The humanities offer a larger and more significant value to our culture that is not captured in their pure utility. The humanities include the very fields that permit us to maintain an informed historical perspective on our lives. Without the humanities, there is no history. A German major will study Goethe; an Italian major Dante; a Russian major Tolstoy; an English major will learn the backgrounds to Chaucer (in my class) and Shakespeare (from the guy across the hall). A philosophy major will come to understand how the metaphysics of Plato and Aristotle helped set the stage for the Enlightenment. The academy has provided a welcoming home to these areas of study for hundreds of years, and they have survived under its protection. It’s worth thinking about what human culture would be without guardians who dedicate their time to preserving and passing on the lessons of history and the classics of art, music and literature.”
Dean Lynch’s theme is quite broad and far-reaching. But suppose she’d have zeroed in on the recent papal encyclical on climate change. She might well have noted that it’s the humanities that best deal with the profound matters of the spirit that Pope Francis underscored and that preoccupy us all.
Many men and women, from every walk of life, would happily rise in support of Dean Lynch. Here’s a poster child from the world of business: Richard Franke. Mr. Franke is a former chief executive officer of the John Nuveen Company (now Nuveen Investments), serving in that role for the last 22 years of his four decades with that company. He played a pivotal role in building the assets at Nuveen Investments to their present value of well over $200 billion. In 1988, he also helped found the Chicago Humanities Festival program, with this stated purpose:
… to create opportunities for people of all ages to support, enjoy and explore the humanities. We fulfill this mission through our annual festivals, the fall Chicago Humanities Festival and the spring Stages, Sights & Sounds, and by presenting programs throughout the year that encourage the study and enjoyment of the humanities.
Our Goals are to:
- Bring the world’s best and brightest humanists together to examine and celebrate the humanities
- Showcase the riches of the world’s cultures and their contributions to the humanities
- Gather together new and diverse audiences to enjoy the humanities
- Encourage and enable teachers and students in their study of the humanities
- Draw international attention to the importance of the humanities
- Foster collaboration, cooperation and dialogue among the artistic, cultural and educational communities that provide life and support to the humanities
The Chicago Humanities Festival is devoted to making the humanities a vital and vibrant ingredient of daily life. We believe that access to cultural, artistic and educational opportunities is a necessary element for a healthy and robust civic environment.
The Festival has now been running for more than a quarter-century. In addition, Richard Franke and his wife have endowed Yale’s Franke Program in Science and the Humanities. In 2014, he wrote a small, highly personalized, and delightfully readable book on all this, entitled Books, Bonds, and Balance.
To conclude, it’s perhaps not surprising that attacks on holism are themselves compartmentalized. It’s nevertheless worth saying that since holism is required for so many of the challenges woven throughout our 21st-century world, holism needs to be vigorously defended.

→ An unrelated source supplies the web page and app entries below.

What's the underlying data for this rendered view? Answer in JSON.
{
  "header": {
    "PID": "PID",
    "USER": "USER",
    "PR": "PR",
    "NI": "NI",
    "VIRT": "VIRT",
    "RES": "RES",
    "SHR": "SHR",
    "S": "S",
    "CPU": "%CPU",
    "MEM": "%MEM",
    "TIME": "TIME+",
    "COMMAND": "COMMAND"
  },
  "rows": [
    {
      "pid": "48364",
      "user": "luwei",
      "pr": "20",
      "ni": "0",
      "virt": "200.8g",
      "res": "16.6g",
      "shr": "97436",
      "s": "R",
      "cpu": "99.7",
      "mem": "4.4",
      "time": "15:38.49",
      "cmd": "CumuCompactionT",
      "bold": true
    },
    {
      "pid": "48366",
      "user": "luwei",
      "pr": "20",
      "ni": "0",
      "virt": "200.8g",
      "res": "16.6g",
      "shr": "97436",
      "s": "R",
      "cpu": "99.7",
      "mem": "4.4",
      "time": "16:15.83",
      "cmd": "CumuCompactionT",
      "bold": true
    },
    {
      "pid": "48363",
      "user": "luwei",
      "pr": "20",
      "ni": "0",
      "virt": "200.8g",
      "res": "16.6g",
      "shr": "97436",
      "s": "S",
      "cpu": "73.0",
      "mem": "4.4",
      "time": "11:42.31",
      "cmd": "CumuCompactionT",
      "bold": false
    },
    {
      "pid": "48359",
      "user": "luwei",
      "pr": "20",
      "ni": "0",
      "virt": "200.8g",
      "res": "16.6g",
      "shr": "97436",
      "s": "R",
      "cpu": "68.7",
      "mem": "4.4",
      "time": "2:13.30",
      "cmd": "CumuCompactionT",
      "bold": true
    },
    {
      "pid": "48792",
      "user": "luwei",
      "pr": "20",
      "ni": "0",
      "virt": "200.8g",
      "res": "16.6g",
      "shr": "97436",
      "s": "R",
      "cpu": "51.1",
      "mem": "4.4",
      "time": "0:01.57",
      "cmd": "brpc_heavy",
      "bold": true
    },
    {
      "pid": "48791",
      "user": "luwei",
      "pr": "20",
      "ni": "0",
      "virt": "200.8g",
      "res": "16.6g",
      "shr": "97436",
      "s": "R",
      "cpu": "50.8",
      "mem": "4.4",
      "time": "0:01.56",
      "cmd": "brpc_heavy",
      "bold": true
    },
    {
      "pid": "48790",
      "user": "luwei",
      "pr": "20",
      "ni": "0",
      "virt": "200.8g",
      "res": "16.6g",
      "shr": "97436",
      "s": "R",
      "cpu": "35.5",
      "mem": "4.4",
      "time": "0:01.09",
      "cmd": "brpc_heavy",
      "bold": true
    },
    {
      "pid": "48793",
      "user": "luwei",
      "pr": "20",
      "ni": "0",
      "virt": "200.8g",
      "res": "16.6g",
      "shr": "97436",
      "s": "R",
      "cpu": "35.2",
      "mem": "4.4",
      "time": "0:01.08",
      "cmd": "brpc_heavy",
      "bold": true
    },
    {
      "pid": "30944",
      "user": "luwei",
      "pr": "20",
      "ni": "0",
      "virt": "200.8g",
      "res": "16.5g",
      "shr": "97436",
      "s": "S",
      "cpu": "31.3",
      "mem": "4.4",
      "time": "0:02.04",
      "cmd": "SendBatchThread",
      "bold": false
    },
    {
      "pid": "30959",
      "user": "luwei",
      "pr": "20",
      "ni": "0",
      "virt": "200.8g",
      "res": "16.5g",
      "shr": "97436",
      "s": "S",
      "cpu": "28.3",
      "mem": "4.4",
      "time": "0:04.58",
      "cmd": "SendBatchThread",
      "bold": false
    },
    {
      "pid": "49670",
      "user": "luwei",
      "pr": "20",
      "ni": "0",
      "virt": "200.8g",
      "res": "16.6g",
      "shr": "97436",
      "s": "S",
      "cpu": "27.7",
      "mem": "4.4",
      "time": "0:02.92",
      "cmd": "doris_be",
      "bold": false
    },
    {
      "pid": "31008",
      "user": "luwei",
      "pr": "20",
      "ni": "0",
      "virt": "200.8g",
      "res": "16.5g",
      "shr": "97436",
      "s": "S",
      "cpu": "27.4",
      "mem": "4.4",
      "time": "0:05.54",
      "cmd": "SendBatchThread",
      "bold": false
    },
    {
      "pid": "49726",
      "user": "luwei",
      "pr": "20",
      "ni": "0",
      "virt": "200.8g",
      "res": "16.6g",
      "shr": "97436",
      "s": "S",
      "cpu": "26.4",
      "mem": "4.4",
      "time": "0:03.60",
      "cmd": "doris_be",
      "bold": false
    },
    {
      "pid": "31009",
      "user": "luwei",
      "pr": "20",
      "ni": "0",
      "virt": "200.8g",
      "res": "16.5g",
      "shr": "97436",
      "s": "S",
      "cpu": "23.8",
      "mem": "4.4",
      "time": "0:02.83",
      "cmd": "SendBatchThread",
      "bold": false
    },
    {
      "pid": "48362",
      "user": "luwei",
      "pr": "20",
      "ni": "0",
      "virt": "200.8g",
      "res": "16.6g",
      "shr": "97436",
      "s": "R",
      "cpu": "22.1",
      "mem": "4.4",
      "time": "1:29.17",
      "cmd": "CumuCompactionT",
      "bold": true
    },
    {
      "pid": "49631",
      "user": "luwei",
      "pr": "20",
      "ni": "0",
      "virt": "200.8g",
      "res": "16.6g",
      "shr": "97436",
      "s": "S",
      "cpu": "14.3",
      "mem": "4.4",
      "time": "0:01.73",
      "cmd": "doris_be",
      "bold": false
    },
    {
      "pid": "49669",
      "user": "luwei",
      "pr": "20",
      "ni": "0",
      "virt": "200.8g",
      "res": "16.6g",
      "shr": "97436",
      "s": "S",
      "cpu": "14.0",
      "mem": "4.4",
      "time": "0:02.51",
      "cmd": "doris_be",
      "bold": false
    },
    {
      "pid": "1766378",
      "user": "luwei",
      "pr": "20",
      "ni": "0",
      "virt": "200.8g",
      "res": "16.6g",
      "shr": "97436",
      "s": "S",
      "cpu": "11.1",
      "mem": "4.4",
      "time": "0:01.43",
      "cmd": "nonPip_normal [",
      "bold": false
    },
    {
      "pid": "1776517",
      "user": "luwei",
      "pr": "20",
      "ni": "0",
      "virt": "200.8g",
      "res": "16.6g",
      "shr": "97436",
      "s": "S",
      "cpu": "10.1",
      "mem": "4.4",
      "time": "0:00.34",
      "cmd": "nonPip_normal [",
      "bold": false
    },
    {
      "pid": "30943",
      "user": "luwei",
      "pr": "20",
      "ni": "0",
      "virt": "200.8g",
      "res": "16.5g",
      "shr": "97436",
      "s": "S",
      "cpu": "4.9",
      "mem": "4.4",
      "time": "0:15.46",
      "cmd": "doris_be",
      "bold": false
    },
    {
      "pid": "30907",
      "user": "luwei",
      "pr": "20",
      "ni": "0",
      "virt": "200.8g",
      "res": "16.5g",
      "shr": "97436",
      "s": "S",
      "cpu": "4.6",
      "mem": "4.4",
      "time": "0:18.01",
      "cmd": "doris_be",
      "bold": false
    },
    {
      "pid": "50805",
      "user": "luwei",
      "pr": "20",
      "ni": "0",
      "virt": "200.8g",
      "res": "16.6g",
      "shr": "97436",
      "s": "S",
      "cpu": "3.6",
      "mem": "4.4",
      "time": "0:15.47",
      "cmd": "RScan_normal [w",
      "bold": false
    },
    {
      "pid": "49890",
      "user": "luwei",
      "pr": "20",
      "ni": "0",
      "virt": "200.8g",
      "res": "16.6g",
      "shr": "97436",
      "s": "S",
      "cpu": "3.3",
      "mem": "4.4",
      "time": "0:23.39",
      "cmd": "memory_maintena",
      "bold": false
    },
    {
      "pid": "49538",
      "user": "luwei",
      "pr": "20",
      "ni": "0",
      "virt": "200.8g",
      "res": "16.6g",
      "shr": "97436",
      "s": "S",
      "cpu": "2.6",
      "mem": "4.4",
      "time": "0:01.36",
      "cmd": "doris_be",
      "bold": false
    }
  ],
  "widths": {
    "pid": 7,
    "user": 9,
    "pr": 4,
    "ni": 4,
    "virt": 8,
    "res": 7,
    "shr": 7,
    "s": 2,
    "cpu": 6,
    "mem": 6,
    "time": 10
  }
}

Innovation across the board – and clear thinking about the intended and unintended consequences of all that innovation – needs invigorating, not limiting.
 LOTRW – both the blog and the book – argues that climate change is merely a symptom of a much broader and more complex set of relationships between us and our planet, encompassing the Earth as resource, victim, and threat.